• [Exercise description] A faithful copy is needed. Set down all of the data below exactly.

• [Exercise inputs]
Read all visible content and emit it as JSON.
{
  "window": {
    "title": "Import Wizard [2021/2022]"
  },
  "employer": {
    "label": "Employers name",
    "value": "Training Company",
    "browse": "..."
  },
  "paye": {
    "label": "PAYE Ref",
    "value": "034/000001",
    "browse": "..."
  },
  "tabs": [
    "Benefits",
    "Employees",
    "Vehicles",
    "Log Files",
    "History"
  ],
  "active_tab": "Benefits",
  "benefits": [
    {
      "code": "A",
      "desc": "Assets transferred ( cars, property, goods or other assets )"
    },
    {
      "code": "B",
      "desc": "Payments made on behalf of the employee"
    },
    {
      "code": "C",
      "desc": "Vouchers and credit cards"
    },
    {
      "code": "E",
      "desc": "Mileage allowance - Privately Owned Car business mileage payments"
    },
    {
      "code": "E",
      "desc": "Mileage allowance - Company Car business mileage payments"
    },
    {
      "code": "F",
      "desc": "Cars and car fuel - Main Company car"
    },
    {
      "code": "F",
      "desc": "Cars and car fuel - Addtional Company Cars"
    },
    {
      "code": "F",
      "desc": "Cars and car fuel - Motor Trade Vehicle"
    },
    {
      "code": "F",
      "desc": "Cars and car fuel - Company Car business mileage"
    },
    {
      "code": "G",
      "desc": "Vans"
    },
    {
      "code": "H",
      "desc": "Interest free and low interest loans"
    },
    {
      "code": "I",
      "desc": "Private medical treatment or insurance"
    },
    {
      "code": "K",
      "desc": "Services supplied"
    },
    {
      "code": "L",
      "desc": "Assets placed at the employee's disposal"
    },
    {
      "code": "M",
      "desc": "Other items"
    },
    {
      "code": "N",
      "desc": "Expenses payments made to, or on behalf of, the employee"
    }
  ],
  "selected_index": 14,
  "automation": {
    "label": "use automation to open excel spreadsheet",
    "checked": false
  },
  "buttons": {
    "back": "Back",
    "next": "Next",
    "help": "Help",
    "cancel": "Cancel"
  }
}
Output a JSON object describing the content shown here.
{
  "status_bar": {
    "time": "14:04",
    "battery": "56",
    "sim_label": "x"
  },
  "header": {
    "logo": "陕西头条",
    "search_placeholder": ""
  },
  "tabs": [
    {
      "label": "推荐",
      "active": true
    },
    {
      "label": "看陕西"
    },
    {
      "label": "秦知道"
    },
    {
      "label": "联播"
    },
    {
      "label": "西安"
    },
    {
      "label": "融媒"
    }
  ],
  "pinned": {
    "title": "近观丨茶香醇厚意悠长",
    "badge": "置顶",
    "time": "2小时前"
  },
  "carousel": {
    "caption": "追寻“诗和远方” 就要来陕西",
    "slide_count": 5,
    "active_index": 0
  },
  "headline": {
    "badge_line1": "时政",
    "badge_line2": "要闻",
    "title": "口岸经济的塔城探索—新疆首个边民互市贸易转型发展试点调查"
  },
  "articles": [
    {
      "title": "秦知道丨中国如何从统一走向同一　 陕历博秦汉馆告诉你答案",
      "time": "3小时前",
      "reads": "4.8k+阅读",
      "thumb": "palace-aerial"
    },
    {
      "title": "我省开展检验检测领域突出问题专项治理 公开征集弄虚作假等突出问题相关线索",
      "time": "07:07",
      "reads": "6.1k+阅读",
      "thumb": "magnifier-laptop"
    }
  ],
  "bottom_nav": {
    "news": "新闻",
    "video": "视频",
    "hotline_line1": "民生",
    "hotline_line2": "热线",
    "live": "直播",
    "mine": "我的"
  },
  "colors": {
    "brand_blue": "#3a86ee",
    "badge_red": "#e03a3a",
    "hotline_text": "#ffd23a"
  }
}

• [Your solution]
Read all visible content and emit it as JSON.
{
  "window": {
    "title": "Import Wizard [2021/2022]"
  },
  "employer": {
    "label": "Employers name",
    "value": "Training Company",
    "browse": "..."
  },
  "paye": {
    "label": "PAYE Ref",
    "value": "034/000001",
    "browse": "..."
  },
  "tabs": [
    "Benefits",
    "Employees",
    "Vehicles",
    "Log Files",
    "History"
  ],
  "active_tab": "Benefits",
  "benefits": [
    {
      "code": "A",
      "desc": "Assets transferred ( cars, property, goods or other assets )"
    },
    {
      "code": "B",
      "desc": "Payments made on behalf of the employee"
    },
    {
      "code": "C",
      "desc": "Vouchers and credit cards"
    },
    {
      "code": "E",
      "desc": "Mileage allowance - Privately Owned Car business mileage payments"
    },
    {
      "code": "E",
      "desc": "Mileage allowance - Company Car business mileage payments"
    },
    {
      "code": "F",
      "desc": "Cars and car fuel - Main Company car"
    },
    {
      "code": "F",
      "desc": "Cars and car fuel - Addtional Company Cars"
    },
    {
      "code": "F",
      "desc": "Cars and car fuel - Motor Trade Vehicle"
    },
    {
      "code": "F",
      "desc": "Cars and car fuel - Company Car business mileage"
    },
    {
      "code": "G",
      "desc": "Vans"
    },
    {
      "code": "H",
      "desc": "Interest free and low interest loans"
    },
    {
      "code": "I",
      "desc": "Private medical treatment or insurance"
    },
    {
      "code": "K",
      "desc": "Services supplied"
    },
    {
      "code": "L",
      "desc": "Assets placed at the employee's disposal"
    },
    {
      "code": "M",
      "desc": "Other items"
    },
    {
      "code": "N",
      "desc": "Expenses payments made to, or on behalf of, the employee"
    }
  ],
  "selected_index": 14,
  "automation": {
    "label": "use automation to open excel spreadsheet",
    "checked": false
  },
  "buttons": {
    "back": "Back",
    "next": "Next",
    "help": "Help",
    "cancel": "Cancel"
  }
}
Output a JSON object describing the content shown here.
{
  "status_bar": {
    "time": "14:04",
    "battery": "56",
    "sim_label": "x"
  },
  "header": {
    "logo": "陕西头条",
    "search_placeholder": ""
  },
  "tabs": [
    {
      "label": "推荐",
      "active": true
    },
    {
      "label": "看陕西"
    },
    {
      "label": "秦知道"
    },
    {
      "label": "联播"
    },
    {
      "label": "西安"
    },
    {
      "label": "融媒"
    }
  ],
  "pinned": {
    "title": "近观丨茶香醇厚意悠长",
    "badge": "置顶",
    "time": "2小时前"
  },
  "carousel": {
    "caption": "追寻“诗和远方” 就要来陕西",
    "slide_count": 5,
    "active_index": 0
  },
  "headline": {
    "badge_line1": "时政",
    "badge_line2": "要闻",
    "title": "口岸经济的塔城探索—新疆首个边民互市贸易转型发展试点调查"
  },
  "articles": [
    {
      "title": "秦知道丨中国如何从统一走向同一　 陕历博秦汉馆告诉你答案",
      "time": "3小时前",
      "reads": "4.8k+阅读",
      "thumb": "palace-aerial"
    },
    {
      "title": "我省开展检验检测领域突出问题专项治理 公开征集弄虚作假等突出问题相关线索",
      "time": "07:07",
      "reads": "6.1k+阅读",
      "thumb": "magnifier-laptop"
    }
  ],
  "bottom_nav": {
    "news": "新闻",
    "video": "视频",
    "hotline_line1": "民生",
    "hotline_line2": "热线",
    "live": "直播",
    "mine": "我的"
  },
  "colors": {
    "brand_blue": "#3a86ee",
    "badge_red": "#e03a3a",
    "hotline_text": "#ffd23a"
  }
}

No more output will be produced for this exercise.